* [Task item]: Omit all pictures. Quote only the lines from the one with "Decode this image" through the end of the material below.

* [Record set]:

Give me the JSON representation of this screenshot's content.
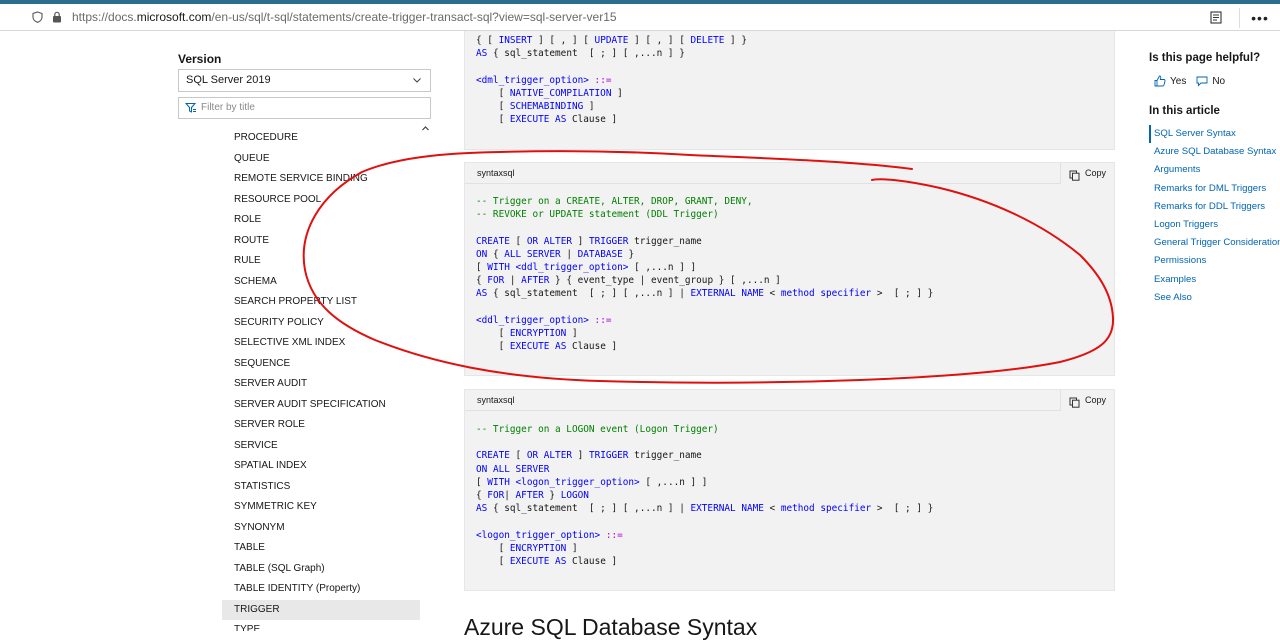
{
  "browser": {
    "url_prefix": "https://docs.",
    "url_domain": "microsoft.com",
    "url_suffix": "/en-us/sql/t-sql/statements/create-trigger-transact-sql?view=sql-server-ver15",
    "more_label": "•••"
  },
  "sidebar": {
    "version_label": "Version",
    "version_selected": "SQL Server 2019",
    "filter_placeholder": "Filter by title",
    "items": [
      {
        "label": "PROCEDURE"
      },
      {
        "label": "QUEUE"
      },
      {
        "label": "REMOTE SERVICE BINDING"
      },
      {
        "label": "RESOURCE POOL"
      },
      {
        "label": "ROLE"
      },
      {
        "label": "ROUTE"
      },
      {
        "label": "RULE"
      },
      {
        "label": "SCHEMA"
      },
      {
        "label": "SEARCH PROPERTY LIST"
      },
      {
        "label": "SECURITY POLICY"
      },
      {
        "label": "SELECTIVE XML INDEX"
      },
      {
        "label": "SEQUENCE"
      },
      {
        "label": "SERVER AUDIT"
      },
      {
        "label": "SERVER AUDIT SPECIFICATION"
      },
      {
        "label": "SERVER ROLE"
      },
      {
        "label": "SERVICE"
      },
      {
        "label": "SPATIAL INDEX"
      },
      {
        "label": "STATISTICS"
      },
      {
        "label": "SYMMETRIC KEY"
      },
      {
        "label": "SYNONYM"
      },
      {
        "label": "TABLE"
      },
      {
        "label": "TABLE (SQL Graph)"
      },
      {
        "label": "TABLE IDENTITY (Property)"
      },
      {
        "label": "TRIGGER"
      },
      {
        "label": "TYPE"
      }
    ],
    "active_item": "TRIGGER"
  },
  "code_blocks": [
    {
      "lang": "",
      "copy_label": "",
      "lines": [
        "{ [ INSERT ] [ , ] [ UPDATE ] [ , ] [ DELETE ] }",
        "AS { sql_statement  [ ; ] [ ,...n ] }",
        "",
        "<dml_trigger_option> ::=",
        "    [ NATIVE_COMPILATION ]",
        "    [ SCHEMABINDING ]",
        "    [ EXECUTE AS Clause ]"
      ]
    },
    {
      "lang": "syntaxsql",
      "copy_label": "Copy",
      "lines": [
        "-- Trigger on a CREATE, ALTER, DROP, GRANT, DENY,",
        "-- REVOKE or UPDATE statement (DDL Trigger)",
        "",
        "CREATE [ OR ALTER ] TRIGGER trigger_name",
        "ON { ALL SERVER | DATABASE }",
        "[ WITH <ddl_trigger_option> [ ,...n ] ]",
        "{ FOR | AFTER } { event_type | event_group } [ ,...n ]",
        "AS { sql_statement  [ ; ] [ ,...n ] | EXTERNAL NAME < method specifier >  [ ; ] }",
        "",
        "<ddl_trigger_option> ::=",
        "    [ ENCRYPTION ]",
        "    [ EXECUTE AS Clause ]"
      ]
    },
    {
      "lang": "syntaxsql",
      "copy_label": "Copy",
      "lines": [
        "-- Trigger on a LOGON event (Logon Trigger)",
        "",
        "CREATE [ OR ALTER ] TRIGGER trigger_name",
        "ON ALL SERVER",
        "[ WITH <logon_trigger_option> [ ,...n ] ]",
        "{ FOR| AFTER } LOGON",
        "AS { sql_statement  [ ; ] [ ,...n ] | EXTERNAL NAME < method specifier >  [ ; ] }",
        "",
        "<logon_trigger_option> ::=",
        "    [ ENCRYPTION ]",
        "    [ EXECUTE AS Clause ]"
      ]
    }
  ],
  "main": {
    "section_title": "Azure SQL Database Syntax"
  },
  "right_rail": {
    "helpful_title": "Is this page helpful?",
    "yes_label": "Yes",
    "no_label": "No",
    "in_article_title": "In this article",
    "links": [
      {
        "label": "SQL Server Syntax",
        "active": true
      },
      {
        "label": "Azure SQL Database Syntax"
      },
      {
        "label": "Arguments"
      },
      {
        "label": "Remarks for DML Triggers"
      },
      {
        "label": "Remarks for DDL Triggers"
      },
      {
        "label": "Logon Triggers"
      },
      {
        "label": "General Trigger Considerations"
      },
      {
        "label": "Permissions"
      },
      {
        "label": "Examples"
      },
      {
        "label": "See Also"
      }
    ]
  },
  "colors": {
    "keyword": "#0101fd",
    "comment": "#008000",
    "link": "#0065b3",
    "annotation": "#e0100f"
  }
}
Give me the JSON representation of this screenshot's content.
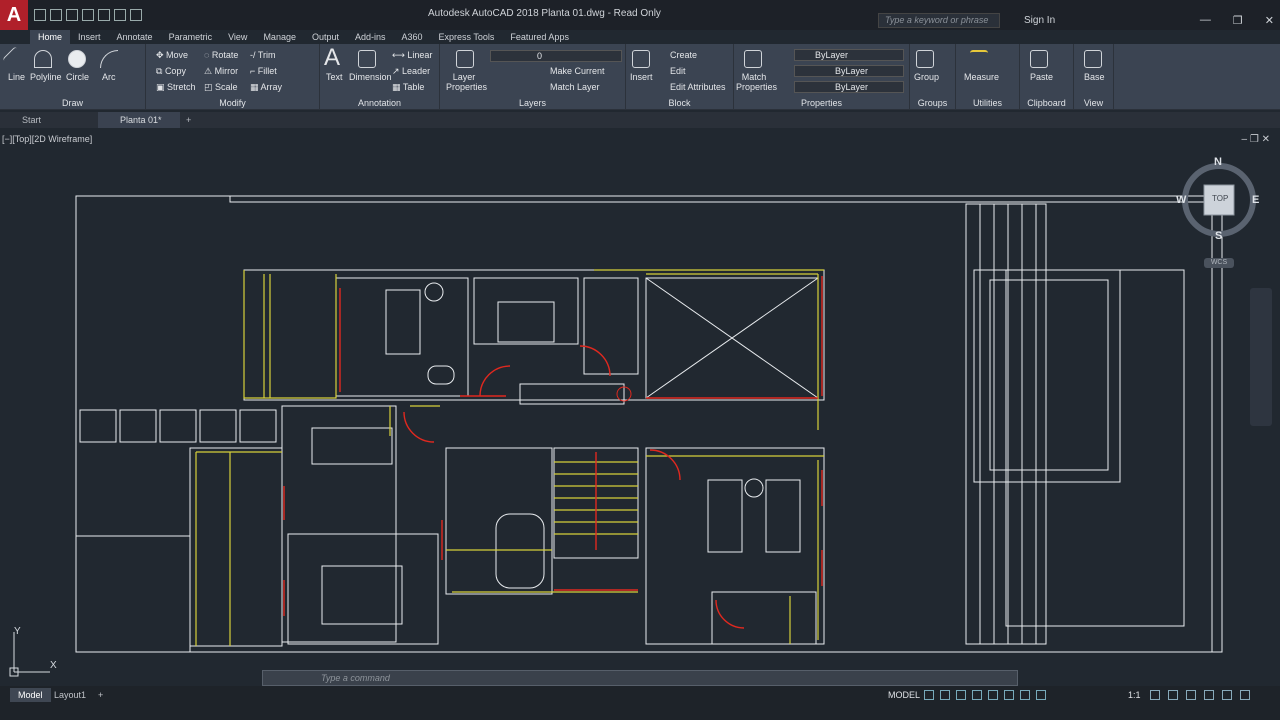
{
  "app": {
    "logo": "A",
    "title": "Autodesk AutoCAD 2018   Planta 01.dwg - Read Only",
    "search_placeholder": "Type a keyword or phrase",
    "sign_in": "Sign In"
  },
  "ribbon_tabs": [
    "Home",
    "Insert",
    "Annotate",
    "Parametric",
    "View",
    "Manage",
    "Output",
    "Add-ins",
    "A360",
    "Express Tools",
    "Featured Apps"
  ],
  "panels": {
    "draw": {
      "title": "Draw",
      "tools": [
        "Line",
        "Polyline",
        "Circle",
        "Arc"
      ]
    },
    "modify": {
      "title": "Modify",
      "tools": [
        "Move",
        "Rotate",
        "Trim",
        "Copy",
        "Mirror",
        "Fillet",
        "Stretch",
        "Scale",
        "Array"
      ]
    },
    "annotation": {
      "title": "Annotation",
      "tools": [
        "Text",
        "Dimension",
        "Linear",
        "Leader",
        "Table"
      ]
    },
    "layers": {
      "title": "Layers",
      "tools": [
        "Layer Properties",
        "Make Current",
        "Match Layer"
      ],
      "current": "0"
    },
    "block": {
      "title": "Block",
      "tools": [
        "Insert",
        "Create",
        "Edit",
        "Edit Attributes"
      ]
    },
    "properties": {
      "title": "Properties",
      "tools": [
        "Match Properties"
      ],
      "color": "ByLayer",
      "linetype": "ByLayer",
      "lineweight": "ByLayer"
    },
    "groups": {
      "title": "Groups",
      "tools": [
        "Group"
      ]
    },
    "utilities": {
      "title": "Utilities",
      "tools": [
        "Measure"
      ]
    },
    "clipboard": {
      "title": "Clipboard",
      "tools": [
        "Paste"
      ]
    },
    "view": {
      "title": "View",
      "tools": [
        "Base"
      ]
    }
  },
  "doc_tabs": [
    "Start",
    "Planta 01*"
  ],
  "viewport": {
    "label": "[−][Top][2D Wireframe]",
    "viewcube": {
      "n": "N",
      "s": "S",
      "e": "E",
      "w": "W",
      "face": "TOP",
      "ucs": "WCS"
    },
    "axis_x": "X",
    "axis_y": "Y"
  },
  "command": {
    "placeholder": "Type a command"
  },
  "layouts": [
    "Model",
    "Layout1"
  ],
  "status": {
    "mode": "MODEL",
    "scale": "1:1"
  },
  "colors": {
    "wall": "#e9ecef",
    "yellow": "#d6d03a",
    "red": "#e0281f",
    "bg": "#212830"
  }
}
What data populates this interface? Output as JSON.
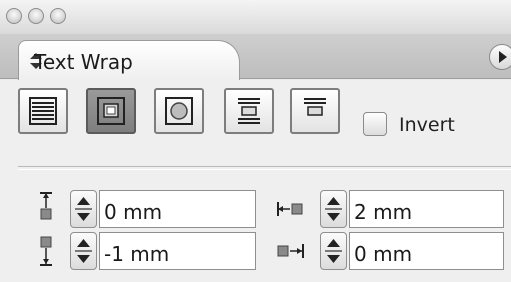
{
  "window": {
    "traffic_lights": [
      "close",
      "minimize",
      "zoom"
    ]
  },
  "tab": {
    "title": "Text Wrap",
    "menu_icon": "panel-menu-arrow-icon"
  },
  "wrap_options": [
    {
      "name": "no-text-wrap",
      "icon": "no-wrap-icon",
      "selected": false
    },
    {
      "name": "wrap-around-bounding-box",
      "icon": "bounding-box-wrap-icon",
      "selected": true
    },
    {
      "name": "wrap-around-object-shape",
      "icon": "object-shape-wrap-icon",
      "selected": false
    },
    {
      "name": "jump-object",
      "icon": "jump-object-wrap-icon",
      "selected": false
    },
    {
      "name": "jump-to-next-column",
      "icon": "jump-column-wrap-icon",
      "selected": false
    }
  ],
  "invert": {
    "label": "Invert",
    "checked": false
  },
  "offsets": {
    "top": {
      "value": "0 mm",
      "icon": "top-offset-icon"
    },
    "left": {
      "value": "2 mm",
      "icon": "left-offset-icon"
    },
    "bottom": {
      "value": "-1 mm",
      "icon": "bottom-offset-icon"
    },
    "right": {
      "value": "0 mm",
      "icon": "right-offset-icon"
    }
  }
}
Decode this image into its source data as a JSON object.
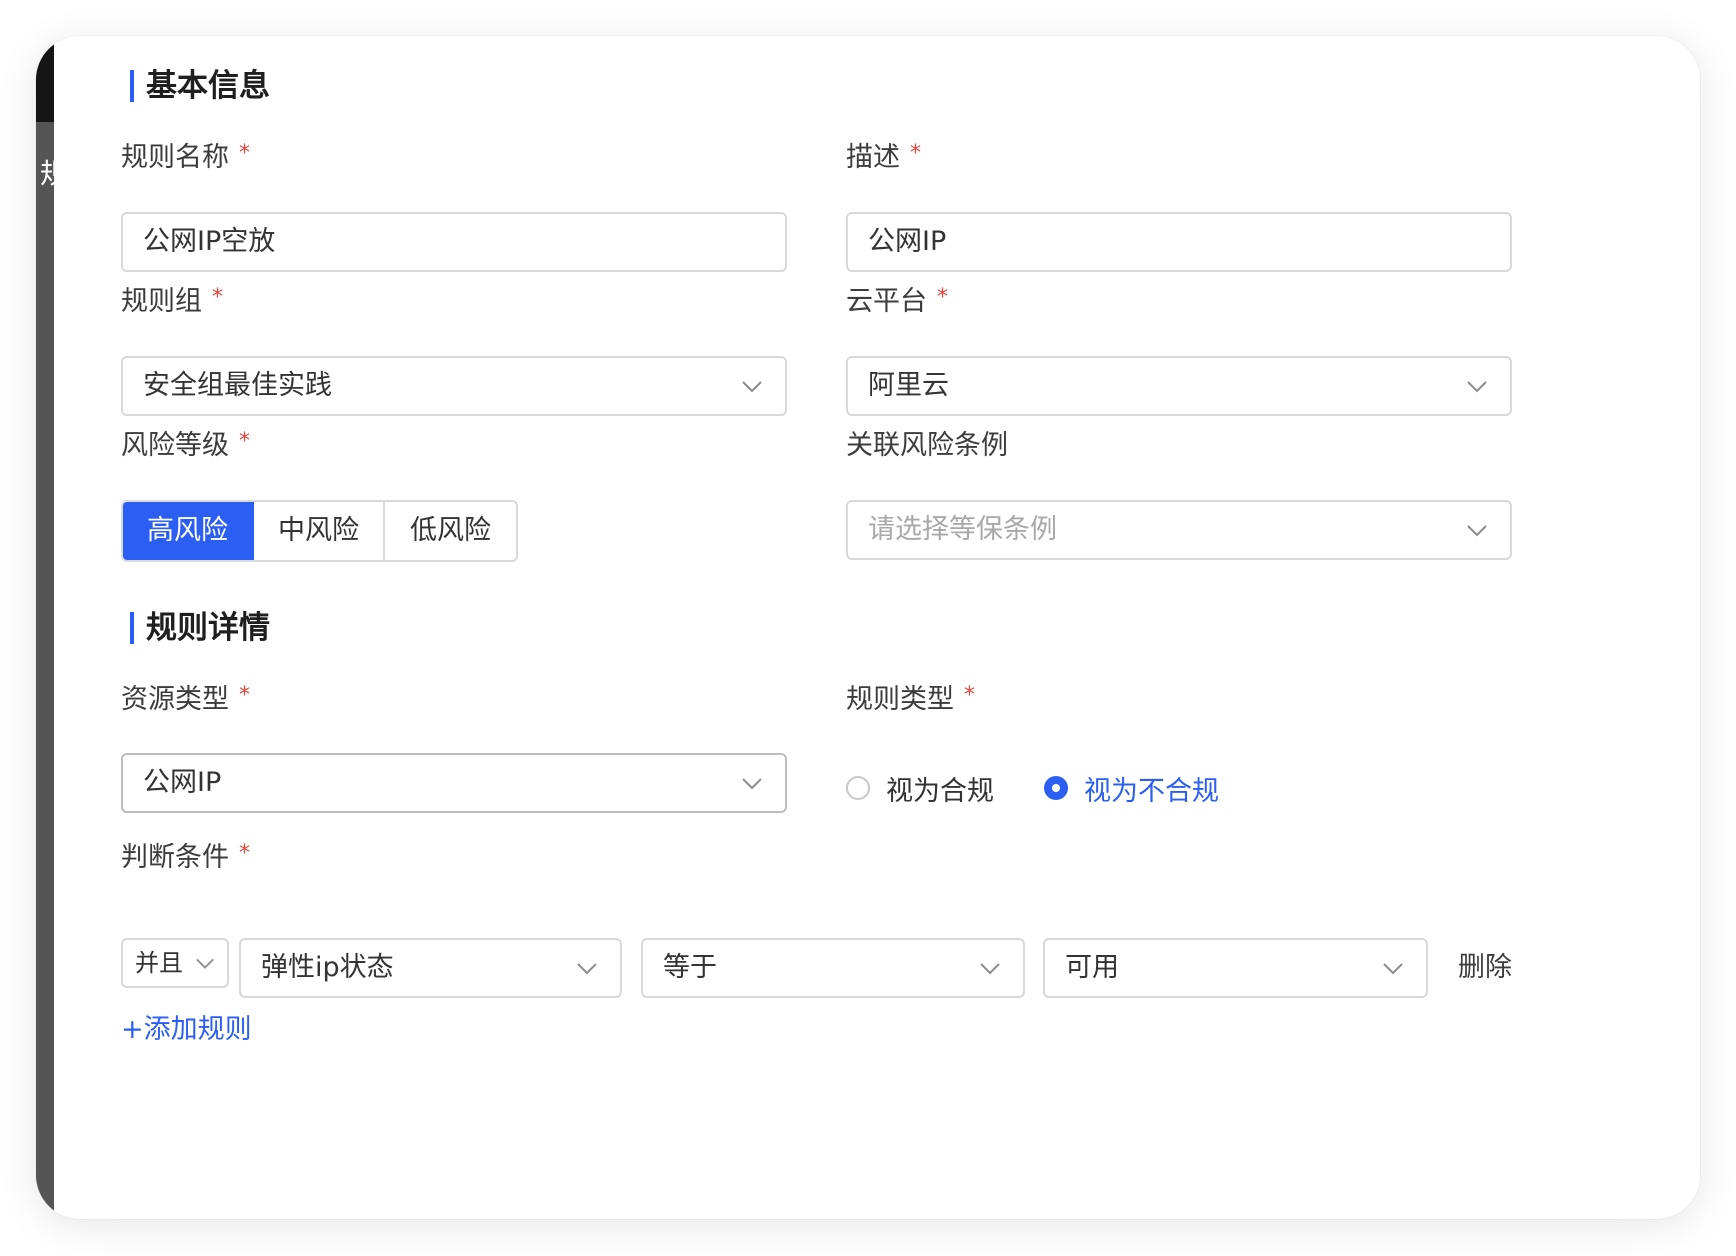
{
  "background_peek_text": "规",
  "sections": {
    "basic": "基本信息",
    "detail": "规则详情"
  },
  "fields": {
    "rule_name": {
      "label": "规则名称",
      "required": "*",
      "value": "公网IP空放"
    },
    "description": {
      "label": "描述",
      "required": "*",
      "value": "公网IP"
    },
    "rule_group": {
      "label": "规则组",
      "required": "*",
      "value": "安全组最佳实践"
    },
    "cloud_platform": {
      "label": "云平台",
      "required": "*",
      "value": "阿里云"
    },
    "risk_level": {
      "label": "风险等级",
      "required": "*",
      "options": [
        "高风险",
        "中风险",
        "低风险"
      ],
      "selected": "高风险"
    },
    "related_risk": {
      "label": "关联风险条例",
      "placeholder": "请选择等保条例"
    },
    "resource_type": {
      "label": "资源类型",
      "required": "*",
      "value": "公网IP"
    },
    "rule_type": {
      "label": "规则类型",
      "required": "*",
      "options": [
        "视为合规",
        "视为不合规"
      ],
      "selected": "视为不合规"
    },
    "condition": {
      "label": "判断条件",
      "required": "*",
      "logic": "并且",
      "attribute": "弹性ip状态",
      "operator": "等于",
      "value": "可用",
      "delete_label": "删除"
    }
  },
  "add_rule_label": "+添加规则",
  "colors": {
    "accent": "#2b5ff4",
    "required": "#e8453c",
    "border": "#d9d9d9"
  }
}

* [Problem solution]:
Decode this image into its source data as a JSON object.
{
  "background_peek_text": "规",
  "sections": {
    "basic": "基本信息",
    "detail": "规则详情"
  },
  "fields": {
    "rule_name": {
      "label": "规则名称",
      "required": "*",
      "value": "公网IP空放"
    },
    "description": {
      "label": "描述",
      "required": "*",
      "value": "公网IP"
    },
    "rule_group": {
      "label": "规则组",
      "required": "*",
      "value": "安全组最佳实践"
    },
    "cloud_platform": {
      "label": "云平台",
      "required": "*",
      "value": "阿里云"
    },
    "risk_level": {
      "label": "风险等级",
      "required": "*",
      "options": [
        "高风险",
        "中风险",
        "低风险"
      ],
      "selected": "高风险"
    },
    "related_risk": {
      "label": "关联风险条例",
      "placeholder": "请选择等保条例"
    },
    "resource_type": {
      "label": "资源类型",
      "required": "*",
      "value": "公网IP"
    },
    "rule_type": {
      "label": "规则类型",
      "required": "*",
      "options": [
        "视为合规",
        "视为不合规"
      ],
      "selected": "视为不合规"
    },
    "condition": {
      "label": "判断条件",
      "required": "*",
      "logic": "并且",
      "attribute": "弹性ip状态",
      "operator": "等于",
      "value": "可用",
      "delete_label": "删除"
    }
  },
  "add_rule_label": "+添加规则",
  "colors": {
    "accent": "#2b5ff4",
    "required": "#e8453c",
    "border": "#d9d9d9"
  }
}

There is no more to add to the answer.